**Your assignment**: Give back the full data, retyped precisely.

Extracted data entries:
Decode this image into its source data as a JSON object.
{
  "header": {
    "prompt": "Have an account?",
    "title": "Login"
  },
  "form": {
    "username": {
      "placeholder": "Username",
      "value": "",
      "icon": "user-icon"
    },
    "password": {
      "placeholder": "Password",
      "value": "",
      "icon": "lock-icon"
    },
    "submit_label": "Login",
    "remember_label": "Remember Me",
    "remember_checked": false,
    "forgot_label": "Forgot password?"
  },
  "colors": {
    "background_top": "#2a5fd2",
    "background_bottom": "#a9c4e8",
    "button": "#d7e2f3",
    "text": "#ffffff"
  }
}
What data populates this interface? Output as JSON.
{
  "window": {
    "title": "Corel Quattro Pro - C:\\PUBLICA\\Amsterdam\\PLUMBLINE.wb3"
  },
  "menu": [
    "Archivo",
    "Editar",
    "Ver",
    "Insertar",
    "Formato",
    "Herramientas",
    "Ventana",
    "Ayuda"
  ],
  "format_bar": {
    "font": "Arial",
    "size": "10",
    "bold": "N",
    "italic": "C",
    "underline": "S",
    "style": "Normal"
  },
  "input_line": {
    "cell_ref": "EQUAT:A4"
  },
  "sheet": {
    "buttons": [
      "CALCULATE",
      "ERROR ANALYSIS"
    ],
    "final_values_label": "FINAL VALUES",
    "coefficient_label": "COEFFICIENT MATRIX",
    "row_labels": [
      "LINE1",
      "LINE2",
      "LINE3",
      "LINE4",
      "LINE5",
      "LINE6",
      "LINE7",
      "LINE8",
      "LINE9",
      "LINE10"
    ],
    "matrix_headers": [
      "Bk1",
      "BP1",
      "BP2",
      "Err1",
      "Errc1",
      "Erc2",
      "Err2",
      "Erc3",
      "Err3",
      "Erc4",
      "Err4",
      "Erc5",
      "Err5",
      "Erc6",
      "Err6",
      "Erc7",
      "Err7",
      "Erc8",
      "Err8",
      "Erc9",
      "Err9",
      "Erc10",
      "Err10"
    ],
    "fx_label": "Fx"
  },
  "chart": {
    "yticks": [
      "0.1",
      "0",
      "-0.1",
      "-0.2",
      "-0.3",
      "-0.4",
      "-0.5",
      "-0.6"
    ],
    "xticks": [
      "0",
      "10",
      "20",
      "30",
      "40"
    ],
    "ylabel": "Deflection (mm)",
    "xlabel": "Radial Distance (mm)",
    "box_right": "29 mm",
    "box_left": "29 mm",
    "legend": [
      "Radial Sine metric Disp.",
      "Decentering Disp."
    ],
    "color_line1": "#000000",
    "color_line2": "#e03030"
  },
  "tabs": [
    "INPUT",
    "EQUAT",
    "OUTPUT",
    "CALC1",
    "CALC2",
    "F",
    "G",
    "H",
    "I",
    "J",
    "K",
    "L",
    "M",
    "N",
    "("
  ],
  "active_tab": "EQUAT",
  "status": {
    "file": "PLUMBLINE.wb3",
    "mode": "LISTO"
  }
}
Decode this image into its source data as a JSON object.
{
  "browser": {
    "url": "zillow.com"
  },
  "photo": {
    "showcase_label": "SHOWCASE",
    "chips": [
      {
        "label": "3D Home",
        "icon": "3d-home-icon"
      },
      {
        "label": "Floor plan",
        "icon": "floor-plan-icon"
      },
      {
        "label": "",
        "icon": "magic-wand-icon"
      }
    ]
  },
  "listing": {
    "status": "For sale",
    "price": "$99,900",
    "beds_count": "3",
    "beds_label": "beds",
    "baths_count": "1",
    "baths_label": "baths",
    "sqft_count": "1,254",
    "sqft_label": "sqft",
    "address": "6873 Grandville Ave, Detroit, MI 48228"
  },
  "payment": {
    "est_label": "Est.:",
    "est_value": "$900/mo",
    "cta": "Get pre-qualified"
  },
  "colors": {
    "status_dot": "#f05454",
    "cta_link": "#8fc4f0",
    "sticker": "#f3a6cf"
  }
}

**Response to the task**:
Decode this image into its source data as a JSON object.
{
  "header": {
    "prompt": "Have an account?",
    "title": "Login"
  },
  "form": {
    "username": {
      "placeholder": "Username",
      "value": "",
      "icon": "user-icon"
    },
    "password": {
      "placeholder": "Password",
      "value": "",
      "icon": "lock-icon"
    },
    "submit_label": "Login",
    "remember_label": "Remember Me",
    "remember_checked": false,
    "forgot_label": "Forgot password?"
  },
  "colors": {
    "background_top": "#2a5fd2",
    "background_bottom": "#a9c4e8",
    "button": "#d7e2f3",
    "text": "#ffffff"
  }
}
What data populates this interface? Output as JSON.
{
  "window": {
    "title": "Corel Quattro Pro - C:\\PUBLICA\\Amsterdam\\PLUMBLINE.wb3"
  },
  "menu": [
    "Archivo",
    "Editar",
    "Ver",
    "Insertar",
    "Formato",
    "Herramientas",
    "Ventana",
    "Ayuda"
  ],
  "format_bar": {
    "font": "Arial",
    "size": "10",
    "bold": "N",
    "italic": "C",
    "underline": "S",
    "style": "Normal"
  },
  "input_line": {
    "cell_ref": "EQUAT:A4"
  },
  "sheet": {
    "buttons": [
      "CALCULATE",
      "ERROR ANALYSIS"
    ],
    "final_values_label": "FINAL VALUES",
    "coefficient_label": "COEFFICIENT MATRIX",
    "row_labels": [
      "LINE1",
      "LINE2",
      "LINE3",
      "LINE4",
      "LINE5",
      "LINE6",
      "LINE7",
      "LINE8",
      "LINE9",
      "LINE10"
    ],
    "matrix_headers": [
      "Bk1",
      "BP1",
      "BP2",
      "Err1",
      "Errc1",
      "Erc2",
      "Err2",
      "Erc3",
      "Err3",
      "Erc4",
      "Err4",
      "Erc5",
      "Err5",
      "Erc6",
      "Err6",
      "Erc7",
      "Err7",
      "Erc8",
      "Err8",
      "Erc9",
      "Err9",
      "Erc10",
      "Err10"
    ],
    "fx_label": "Fx"
  },
  "chart": {
    "yticks": [
      "0.1",
      "0",
      "-0.1",
      "-0.2",
      "-0.3",
      "-0.4",
      "-0.5",
      "-0.6"
    ],
    "xticks": [
      "0",
      "10",
      "20",
      "30",
      "40"
    ],
    "ylabel": "Deflection (mm)",
    "xlabel": "Radial Distance (mm)",
    "box_right": "29 mm",
    "box_left": "29 mm",
    "legend": [
      "Radial Sine metric Disp.",
      "Decentering Disp."
    ],
    "color_line1": "#000000",
    "color_line2": "#e03030"
  },
  "tabs": [
    "INPUT",
    "EQUAT",
    "OUTPUT",
    "CALC1",
    "CALC2",
    "F",
    "G",
    "H",
    "I",
    "J",
    "K",
    "L",
    "M",
    "N",
    "("
  ],
  "active_tab": "EQUAT",
  "status": {
    "file": "PLUMBLINE.wb3",
    "mode": "LISTO"
  }
}
Decode this image into its source data as a JSON object.
{
  "browser": {
    "url": "zillow.com"
  },
  "photo": {
    "showcase_label": "SHOWCASE",
    "chips": [
      {
        "label": "3D Home",
        "icon": "3d-home-icon"
      },
      {
        "label": "Floor plan",
        "icon": "floor-plan-icon"
      },
      {
        "label": "",
        "icon": "magic-wand-icon"
      }
    ]
  },
  "listing": {
    "status": "For sale",
    "price": "$99,900",
    "beds_count": "3",
    "beds_label": "beds",
    "baths_count": "1",
    "baths_label": "baths",
    "sqft_count": "1,254",
    "sqft_label": "sqft",
    "address": "6873 Grandville Ave, Detroit, MI 48228"
  },
  "payment": {
    "est_label": "Est.:",
    "est_value": "$900/mo",
    "cta": "Get pre-qualified"
  },
  "colors": {
    "status_dot": "#f05454",
    "cta_link": "#8fc4f0",
    "sticker": "#f3a6cf"
  }
}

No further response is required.